Lincoln Lutheran, 113 LA 72, 77 (Kessler, 7/99)
The County did not afford the Grievant the right to be heard. Naczas prepared the Grievant's disciplinary letter on September 26. The Grievant did not work on the 26th. When the Grievant arrived at work on the 27th, Naczas presented the disciplinary letter to him. Naczas acknowledged that he did not ask the Grievant what had occurred. Not only was the Grievant denied the opportunity to be heard, of greater import in this case is the lack of a fair and impartial investigation.
The Grievant's supervisor, Naczas, discovered that the fire alarm had been disabled for almost 24 hours on September 25 from Walt Good. Good learned that the fire alarm had not

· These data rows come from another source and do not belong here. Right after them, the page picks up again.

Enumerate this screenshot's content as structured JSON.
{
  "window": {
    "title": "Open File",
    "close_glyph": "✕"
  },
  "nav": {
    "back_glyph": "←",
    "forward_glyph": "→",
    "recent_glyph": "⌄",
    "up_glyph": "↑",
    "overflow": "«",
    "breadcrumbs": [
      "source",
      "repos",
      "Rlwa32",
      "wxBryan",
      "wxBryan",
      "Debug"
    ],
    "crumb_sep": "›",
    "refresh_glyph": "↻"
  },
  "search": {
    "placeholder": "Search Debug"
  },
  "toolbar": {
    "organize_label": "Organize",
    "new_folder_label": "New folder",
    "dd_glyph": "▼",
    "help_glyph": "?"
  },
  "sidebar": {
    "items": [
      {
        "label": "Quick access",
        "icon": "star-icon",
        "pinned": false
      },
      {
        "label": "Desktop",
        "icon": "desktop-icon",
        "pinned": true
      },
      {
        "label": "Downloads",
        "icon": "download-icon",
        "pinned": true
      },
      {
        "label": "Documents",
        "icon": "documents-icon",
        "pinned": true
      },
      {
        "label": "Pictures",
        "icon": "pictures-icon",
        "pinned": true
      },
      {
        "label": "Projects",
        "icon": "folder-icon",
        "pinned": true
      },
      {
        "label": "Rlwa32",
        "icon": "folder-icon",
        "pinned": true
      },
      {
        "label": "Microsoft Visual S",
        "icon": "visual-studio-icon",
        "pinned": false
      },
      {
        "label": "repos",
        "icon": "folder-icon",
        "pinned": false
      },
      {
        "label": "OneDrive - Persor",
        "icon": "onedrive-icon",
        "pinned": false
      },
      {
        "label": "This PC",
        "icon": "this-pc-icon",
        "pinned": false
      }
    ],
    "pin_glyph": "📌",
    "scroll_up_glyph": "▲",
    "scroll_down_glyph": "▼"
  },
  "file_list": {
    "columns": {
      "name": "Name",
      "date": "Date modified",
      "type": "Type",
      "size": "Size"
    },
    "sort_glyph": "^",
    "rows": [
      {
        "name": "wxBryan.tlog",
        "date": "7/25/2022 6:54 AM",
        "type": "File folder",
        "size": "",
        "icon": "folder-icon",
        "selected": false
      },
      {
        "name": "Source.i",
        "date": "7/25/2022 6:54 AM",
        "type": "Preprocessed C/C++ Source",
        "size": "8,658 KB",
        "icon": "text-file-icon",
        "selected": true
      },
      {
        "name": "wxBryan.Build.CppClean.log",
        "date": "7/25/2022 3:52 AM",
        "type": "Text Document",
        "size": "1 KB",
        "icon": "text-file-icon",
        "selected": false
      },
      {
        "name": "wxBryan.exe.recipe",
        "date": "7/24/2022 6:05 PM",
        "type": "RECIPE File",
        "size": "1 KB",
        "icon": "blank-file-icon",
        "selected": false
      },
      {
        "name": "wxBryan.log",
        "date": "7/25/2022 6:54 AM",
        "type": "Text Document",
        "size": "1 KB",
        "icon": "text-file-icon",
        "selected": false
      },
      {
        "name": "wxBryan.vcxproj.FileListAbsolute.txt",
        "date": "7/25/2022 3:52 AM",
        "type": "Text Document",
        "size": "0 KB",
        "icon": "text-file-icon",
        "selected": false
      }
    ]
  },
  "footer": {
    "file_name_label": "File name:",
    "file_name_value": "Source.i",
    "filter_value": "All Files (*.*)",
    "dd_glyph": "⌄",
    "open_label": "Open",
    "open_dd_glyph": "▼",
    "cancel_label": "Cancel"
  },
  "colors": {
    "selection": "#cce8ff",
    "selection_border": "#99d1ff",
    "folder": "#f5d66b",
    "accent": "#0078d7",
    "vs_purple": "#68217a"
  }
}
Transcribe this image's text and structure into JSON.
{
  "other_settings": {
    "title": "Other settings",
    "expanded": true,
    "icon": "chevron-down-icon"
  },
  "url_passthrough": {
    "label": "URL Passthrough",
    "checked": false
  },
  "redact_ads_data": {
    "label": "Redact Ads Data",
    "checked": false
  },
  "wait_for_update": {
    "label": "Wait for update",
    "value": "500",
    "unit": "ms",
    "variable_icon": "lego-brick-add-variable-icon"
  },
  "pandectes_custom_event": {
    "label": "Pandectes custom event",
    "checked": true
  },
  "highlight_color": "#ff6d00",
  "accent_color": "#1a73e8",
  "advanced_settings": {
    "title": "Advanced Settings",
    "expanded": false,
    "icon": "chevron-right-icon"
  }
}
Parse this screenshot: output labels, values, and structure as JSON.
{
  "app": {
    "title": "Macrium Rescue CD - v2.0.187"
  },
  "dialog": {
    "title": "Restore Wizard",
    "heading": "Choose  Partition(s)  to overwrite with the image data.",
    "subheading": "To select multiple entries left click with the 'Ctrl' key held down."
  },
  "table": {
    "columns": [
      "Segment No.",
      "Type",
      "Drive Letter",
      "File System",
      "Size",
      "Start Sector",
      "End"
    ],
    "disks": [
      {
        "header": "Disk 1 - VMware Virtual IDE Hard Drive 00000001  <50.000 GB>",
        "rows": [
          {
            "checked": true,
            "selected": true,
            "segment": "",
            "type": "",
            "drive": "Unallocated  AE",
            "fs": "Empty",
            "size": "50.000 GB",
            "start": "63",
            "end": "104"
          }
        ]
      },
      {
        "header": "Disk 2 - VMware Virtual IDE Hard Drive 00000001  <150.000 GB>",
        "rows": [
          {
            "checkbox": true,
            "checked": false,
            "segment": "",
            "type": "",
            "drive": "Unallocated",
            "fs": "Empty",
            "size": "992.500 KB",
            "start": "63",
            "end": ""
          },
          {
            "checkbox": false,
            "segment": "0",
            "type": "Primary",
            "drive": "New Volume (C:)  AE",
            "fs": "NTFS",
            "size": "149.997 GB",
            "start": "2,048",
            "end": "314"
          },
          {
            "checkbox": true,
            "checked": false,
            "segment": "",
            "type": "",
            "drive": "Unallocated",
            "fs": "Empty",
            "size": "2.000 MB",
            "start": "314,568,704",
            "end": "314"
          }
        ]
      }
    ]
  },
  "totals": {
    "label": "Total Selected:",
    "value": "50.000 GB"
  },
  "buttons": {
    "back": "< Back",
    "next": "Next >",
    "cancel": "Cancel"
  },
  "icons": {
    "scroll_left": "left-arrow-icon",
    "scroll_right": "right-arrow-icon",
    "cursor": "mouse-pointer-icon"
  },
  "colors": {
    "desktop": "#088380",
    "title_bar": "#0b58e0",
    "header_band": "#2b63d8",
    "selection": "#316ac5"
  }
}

been reset after it went off the day prior when he stopped at the Law Enforcement Center at the start of his shift on September 26. Good's knowledge of what transpired on September 25 was gossip and the County relied on that hearsay, and only that hearsay, to conclude that the Grievant had engaged in misconduct. At no time prior to the imposition of discipline did any County management official attempt to ascertain the facts and circumstances surrounding the disabled fire alarm system in the Law Enforcement Center on September 25 nor did management offer the Grievant the opportunity to deny, explain or justify his actions.(5) These flaws resulted in the County taking action based on an incomplete set of facts which is unacceptable.
The County's failure to afford the Grievant industrial due process is a serious lapse with far reaching implications. There is no question that the Grievant disregarded his duties and obligations placing employees, inmates and visitors in danger. Yet, given the County's egregious violations of the basic tenets of fairness and just cause, I am compelled to sustain the grievance.
1. No, the County did not meet the just cause standard when it suspended the Grievant for three days.
2. The appropriate remedy is to remove any and all reference to the three day suspension from the Grievant's personnel file and make the Grievant whole.
Signed this 16th day of August, 2012 in Rhinelander, Wisconsin.
Lauri A. Millot, Arbitrator
1 There is no contract clause or County policy or practice which must be followed when calling in a maintenance staff person outside of regular work hours. Dispatcher Nitek testified that she telephoned the Grievant because he lived the closest.
2 The County argues that there is no evidence to suggest that Nitek's statement was received after the discipline was imposed. I disagree. Had the County had Nitek's statement, it would have used that document to prepare the discipline.
3 The Grievant was not the only County employee that knew on September 25 that the fire alarm may not have been properly reset. Nitek and Stolp knew that the audible alarm had been silenced and Nitek agreed to "check it [the fire alarm] in a little bit," but did not do so.
4 The language of the Grievant's discipline letter and Nitek's statement both use the same "should reset itself" language. I attribute the similarity to coincidence rather than concluding that the County possessed Nitek's statement when the disciplinary letter was prepared since the County would not have included the "ignore" charge in the disciplinary letter when it wasn't in Nitek's statement.